|Citing Patent||Filing date||Publication date||Applicant||Title|
|US4176406 *||Nov 1, 1977||Nov 27, 1979||Moore Business Forms, Inc.||Information recording and recognition|
|US4304626 *||Jun 1, 1979||Dec 8, 1981||Allied Paper Incorporated||Method for making water and solvent resistant paper|
|US4481075 *||Jan 10, 1983||Nov 6, 1984||Arjomari-Prioux||Sheet products and preparation process thereof|
|US4543384 *||Feb 17, 1983||Sep 24, 1985||Armstrong World Industries, Inc.||Cooling tower fill compositions|
|US4707221 *||Mar 26, 1984||Nov 17, 1987||The Dow Chemical Company||Sheets having improved stiffness from fiber, latex and coalescing agent|
|US5277763 *||Sep 28, 1989||Jan 11, 1994||Arjo Wiggins S.A.||Basic composition for the manufacture of a flexible and porous product in sheet form containing elastomer powder, product in sheet form and its manufacturing process|
|US20110133442 *||Jun 11, 2009||Jun 9, 2011||Crane Douglas A||Method for increasing adhesion between a security element and a fibrous sheet material|
|U.S. Classification||162/155, 162/169, 162/184|
|International Classification||D21H25/02, D21H17/35|

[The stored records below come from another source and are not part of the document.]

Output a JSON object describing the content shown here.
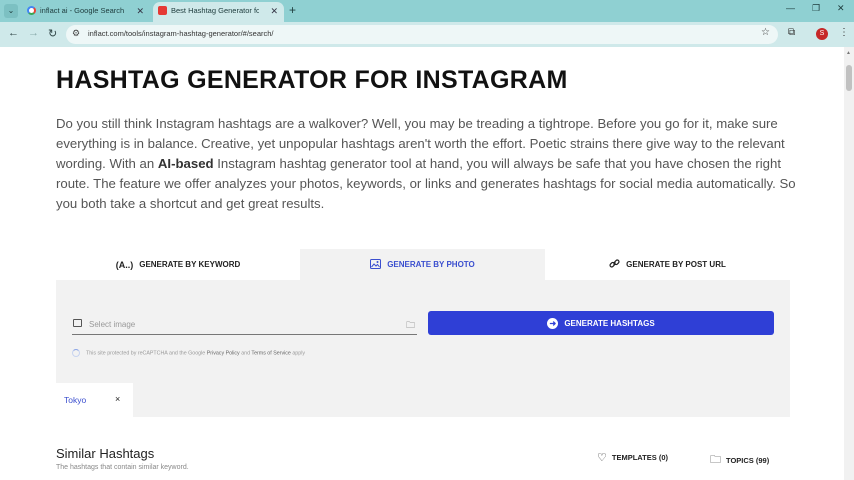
{
  "browser": {
    "tabs": [
      {
        "title": "inflact ai - Google Search",
        "active": false
      },
      {
        "title": "Best Hashtag Generator for Insta",
        "active": true
      }
    ],
    "url": "inflact.com/tools/instagram-hashtag-generator/#/search/",
    "profile_initial": "S"
  },
  "page": {
    "title": "HASHTAG GENERATOR FOR INSTAGRAM",
    "intro_1": "Do you still think Instagram hashtags are a walkover? Well, you may be treading a tightrope. Before you go for it, make sure everything is in balance. Creative, yet unpopular hashtags aren't worth the effort. Poetic strains there give way to the relevant wording. With an ",
    "intro_bold": "AI-based",
    "intro_2": " Instagram hashtag generator tool at hand, you will always be safe that you have chosen the right route. The feature we offer analyzes your photos, keywords, or links and generates hashtags for social media automatically. So you both take a shortcut and get great results."
  },
  "generator": {
    "tabs": [
      {
        "label": "GENERATE BY KEYWORD",
        "icon": "(A..)"
      },
      {
        "label": "GENERATE BY PHOTO",
        "icon": "image-icon",
        "active": true
      },
      {
        "label": "GENERATE BY POST URL",
        "icon": "link-icon"
      }
    ],
    "file_placeholder": "Select image",
    "button_label": "GENERATE HASHTAGS",
    "recaptcha_text": "This site protected by reCAPTCHA and the Google",
    "privacy_link": "Privacy Policy",
    "and_text": "and",
    "terms_link": "Terms of Service",
    "apply_text": "apply",
    "chip_label": "Tokyo",
    "chip_close": "×"
  },
  "similar": {
    "title": "Similar Hashtags",
    "subtitle": "The hashtags that contain similar keyword.",
    "templates_label": "TEMPLATES (0)",
    "topics_label": "TOPICS (99)"
  },
  "colors": {
    "accent": "#2f3fd6",
    "tabbar": "#8fd0d2",
    "panel": "#f2f2f2"
  }
}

|Cooperative Classification||D21H25/02, D21H17/35|
|European Classification||D21H25/02, D21H17/35|